Statement by the President on HanukkahNow here was George W. Bush's Chanukah Message in 2008:
Over the eight nights of Hanukkah, Jews across America, Israel, and the world will remember an ancient triumph of freedom over oppression, and renew their faith in the possibility of miracles large and small.
Even in the darkest, shortest days of winter, the Festival of Lights brims with possibility and hope. The courage of the Maccabees reminds us that we too can overcome seemingly insurmountable odds. The candles of the Menorah remind us that even the smallest light has the power to shine through the darkness. And the miracle at the heart of Hanukkah – the oil that lasted for eight nights instead of only one – reminds us that even when the future is uncertain, our best days are yet to come.
May this Hanukkah embolden us to do what is right, shine a light on the miracles we enjoy, and kindle in all of us the desire to share those miracles with others. From my family to yours, Chag Sameach.
Presidential Message: Hanukkah 2007In 1995 Congress passed the Jerusalem Embassy Act endorsing Jerusalem as the capital of Israel and requiring the US Embassy to move to Jerusalem. But Congress gave the executive branch an out, every six months the State Department/President can request and receive an automatic waiver. A waiver that President Bill Clinton issued to congress every six months as required.
I send greetings to all those celebrating Hanukkah, the festival of lights.
Hanukkah commemorates a victory for freedom and the courage and faith that made it possible. More than 2,000 years ago, the land of ancient Israel was conquered, its sacred Temple was desecrated, and the Jewish people were forbidden to practice their faith. A patriot named Judah Maccabee and his followers rose up against their oppressors to take back Jerusalem. When the Maccabees returned to reclaim and purify their Holy Temple, the oil used for dedication should have lasted only one day but burned for eight. Every year since then, Jews have celebrated this victory of light over darkness and given thanks for the presence of a just and loving God.
As Jewish Americans prepare to light the Hanukkah candles, we are reminded of the many blessings in our lives. The candles' glow has the power to lift our souls, put hope in our hearts, and make our Nation a more compassionate and peaceful place. We pray that those who still live in the darkness of tyranny will someday see the light of freedom, and we ask for God's continued guidance and boundless love and His protection of all those in need during this holiday season.
Laura and I wish all people of the Jewish faith a Happy Hanukkah.
George W. Bush

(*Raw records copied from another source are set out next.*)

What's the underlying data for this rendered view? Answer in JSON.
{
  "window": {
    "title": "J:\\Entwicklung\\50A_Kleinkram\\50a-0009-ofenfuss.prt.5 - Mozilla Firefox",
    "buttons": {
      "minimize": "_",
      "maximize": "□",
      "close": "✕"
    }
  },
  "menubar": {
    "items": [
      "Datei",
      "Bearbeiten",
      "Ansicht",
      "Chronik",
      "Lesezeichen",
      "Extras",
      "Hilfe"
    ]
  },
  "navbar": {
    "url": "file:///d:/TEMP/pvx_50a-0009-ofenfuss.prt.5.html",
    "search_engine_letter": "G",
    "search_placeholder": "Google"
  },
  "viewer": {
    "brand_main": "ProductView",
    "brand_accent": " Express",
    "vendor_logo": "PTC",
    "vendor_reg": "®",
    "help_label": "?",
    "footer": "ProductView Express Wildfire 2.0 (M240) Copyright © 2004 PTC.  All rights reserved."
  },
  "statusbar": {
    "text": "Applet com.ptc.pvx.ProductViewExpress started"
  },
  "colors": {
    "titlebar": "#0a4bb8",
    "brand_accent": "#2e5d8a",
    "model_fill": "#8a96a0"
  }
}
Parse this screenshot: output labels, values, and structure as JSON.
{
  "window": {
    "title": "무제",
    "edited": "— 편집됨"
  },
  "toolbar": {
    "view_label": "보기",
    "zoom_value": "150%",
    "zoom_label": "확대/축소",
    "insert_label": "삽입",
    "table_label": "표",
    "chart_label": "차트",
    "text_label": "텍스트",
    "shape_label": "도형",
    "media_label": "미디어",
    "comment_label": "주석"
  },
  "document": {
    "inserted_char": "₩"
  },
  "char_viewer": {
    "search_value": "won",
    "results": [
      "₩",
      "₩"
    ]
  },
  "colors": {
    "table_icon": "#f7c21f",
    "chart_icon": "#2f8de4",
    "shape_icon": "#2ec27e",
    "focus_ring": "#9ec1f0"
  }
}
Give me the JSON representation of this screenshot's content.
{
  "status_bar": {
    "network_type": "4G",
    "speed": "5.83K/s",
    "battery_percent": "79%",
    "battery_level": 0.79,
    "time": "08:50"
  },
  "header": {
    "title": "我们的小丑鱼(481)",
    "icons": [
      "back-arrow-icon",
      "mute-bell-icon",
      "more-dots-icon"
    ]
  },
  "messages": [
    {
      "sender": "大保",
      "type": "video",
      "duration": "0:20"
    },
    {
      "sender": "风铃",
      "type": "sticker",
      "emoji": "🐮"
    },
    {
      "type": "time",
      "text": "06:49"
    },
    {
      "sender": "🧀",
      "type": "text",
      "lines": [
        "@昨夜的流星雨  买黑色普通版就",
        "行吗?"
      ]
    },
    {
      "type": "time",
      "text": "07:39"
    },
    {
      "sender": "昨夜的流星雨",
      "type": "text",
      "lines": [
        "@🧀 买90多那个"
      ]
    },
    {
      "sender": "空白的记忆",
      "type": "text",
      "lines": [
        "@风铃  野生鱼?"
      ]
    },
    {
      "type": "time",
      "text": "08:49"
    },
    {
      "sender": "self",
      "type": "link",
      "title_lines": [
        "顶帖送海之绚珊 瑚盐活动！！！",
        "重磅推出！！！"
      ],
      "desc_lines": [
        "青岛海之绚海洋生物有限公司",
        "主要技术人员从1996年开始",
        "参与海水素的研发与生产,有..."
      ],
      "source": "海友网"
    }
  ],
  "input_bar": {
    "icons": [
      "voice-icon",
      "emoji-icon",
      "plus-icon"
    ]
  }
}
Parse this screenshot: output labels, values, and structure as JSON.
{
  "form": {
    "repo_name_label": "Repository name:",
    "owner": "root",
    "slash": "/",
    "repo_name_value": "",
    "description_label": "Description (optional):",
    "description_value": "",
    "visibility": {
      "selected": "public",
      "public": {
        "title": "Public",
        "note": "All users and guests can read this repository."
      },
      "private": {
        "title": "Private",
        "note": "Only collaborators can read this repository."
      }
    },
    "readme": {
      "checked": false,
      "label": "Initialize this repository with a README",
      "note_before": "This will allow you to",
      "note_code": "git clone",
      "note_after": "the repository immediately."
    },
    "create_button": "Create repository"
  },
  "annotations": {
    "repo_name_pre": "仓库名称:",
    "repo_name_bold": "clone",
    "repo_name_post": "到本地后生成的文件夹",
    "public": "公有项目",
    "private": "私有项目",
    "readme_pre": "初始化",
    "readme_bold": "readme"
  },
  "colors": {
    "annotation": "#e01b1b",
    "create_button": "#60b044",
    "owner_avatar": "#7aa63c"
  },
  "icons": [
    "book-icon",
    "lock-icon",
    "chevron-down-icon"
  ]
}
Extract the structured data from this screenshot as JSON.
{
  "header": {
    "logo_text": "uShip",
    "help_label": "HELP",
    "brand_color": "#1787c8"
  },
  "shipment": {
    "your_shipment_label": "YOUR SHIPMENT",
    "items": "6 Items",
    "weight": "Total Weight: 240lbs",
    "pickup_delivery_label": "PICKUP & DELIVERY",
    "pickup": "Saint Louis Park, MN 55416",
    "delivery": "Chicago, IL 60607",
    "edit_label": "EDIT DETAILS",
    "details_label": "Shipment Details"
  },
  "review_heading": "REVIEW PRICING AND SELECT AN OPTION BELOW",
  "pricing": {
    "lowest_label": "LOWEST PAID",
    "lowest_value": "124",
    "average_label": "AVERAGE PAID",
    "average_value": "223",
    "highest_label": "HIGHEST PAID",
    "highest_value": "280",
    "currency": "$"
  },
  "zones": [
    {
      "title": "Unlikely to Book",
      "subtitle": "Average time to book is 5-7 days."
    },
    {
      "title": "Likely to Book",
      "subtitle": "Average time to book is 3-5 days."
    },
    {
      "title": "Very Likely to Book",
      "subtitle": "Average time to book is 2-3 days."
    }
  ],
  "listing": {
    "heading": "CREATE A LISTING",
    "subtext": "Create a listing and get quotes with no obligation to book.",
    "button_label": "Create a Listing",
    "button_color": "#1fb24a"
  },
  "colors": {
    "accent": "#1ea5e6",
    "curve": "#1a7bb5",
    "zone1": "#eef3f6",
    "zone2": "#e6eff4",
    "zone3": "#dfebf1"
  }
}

President Bush continued the policy every six months, but in Bush’s case he inserted into the legal jargon a sentence stating, “My Administration remains committed to beginning the process of moving our embassy to Jerusalem.” The phrase appeared in all 16 Bush waiver notifications. The Obama administration removed that phrase from their waiver requests.
This Obama omission is important beyond just the Hanukkah story. Jerusalem, wrote historian Martin Gilbert, "is not a ‘mere’ city. It holds the central spiritual and physical place in the history of the Jews as a people.” This President's policy is to ignore any ties between Jerusalem and the Jewish people and his holiday message is just one ways he displays his policy.
It's time for President Obama to skip distributing a Hanukkah message at all, it's preferable to insulting the Jewish people with his politically-driven distortion of the holiday.